In a statement on August 18, Taliban leader Mullah Haibatullah Akhundzada repeated his call for direct talks with the United States to end what he said was the foreign "occupation" of Afghanistan.
The uptick in violence counters the USA military's narrative of progress in its longest war, now in its 17th year, and happened prior to an expected cease-fire over the Eid al-Adha holiday, which begins Tuesday.
Earlier this month, the Taliban launched a major assault on the eastern city of Ghazni, just 120 kilometers from Kabul and the capital of a province with the same name.
The Western-backed government in Kabul has been struggling to fend off the Taliban and other militant groups since the withdrawal of most North Atlantic Treaty Organisation troops in 2014.
The battle for the city killed at least 100 security forces and 35 civilians, according to Afghan officials. The group later rejected a call by the president to extend it.

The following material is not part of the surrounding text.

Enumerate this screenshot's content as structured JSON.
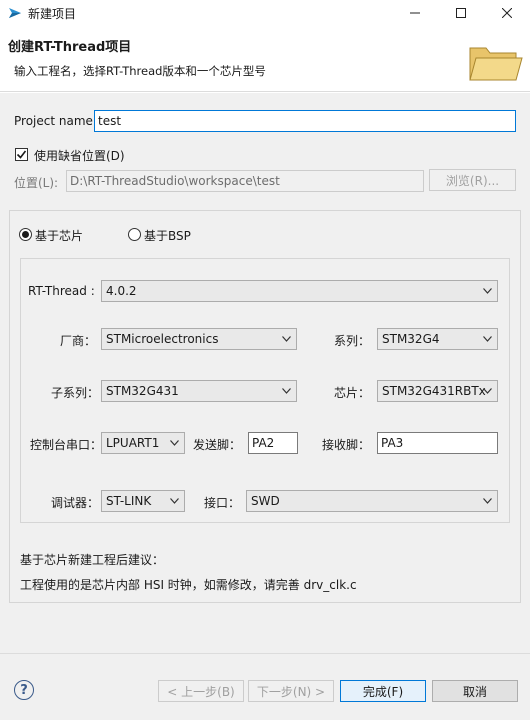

Akhundzada said the militant group wanted "sincere, transparent, and result-oriented negotiations" with Washington, adding that any peace settlement negotiated between the two sides must "preserve our Islamic goals, sovereignty of our homeland, and ensure an end to the war".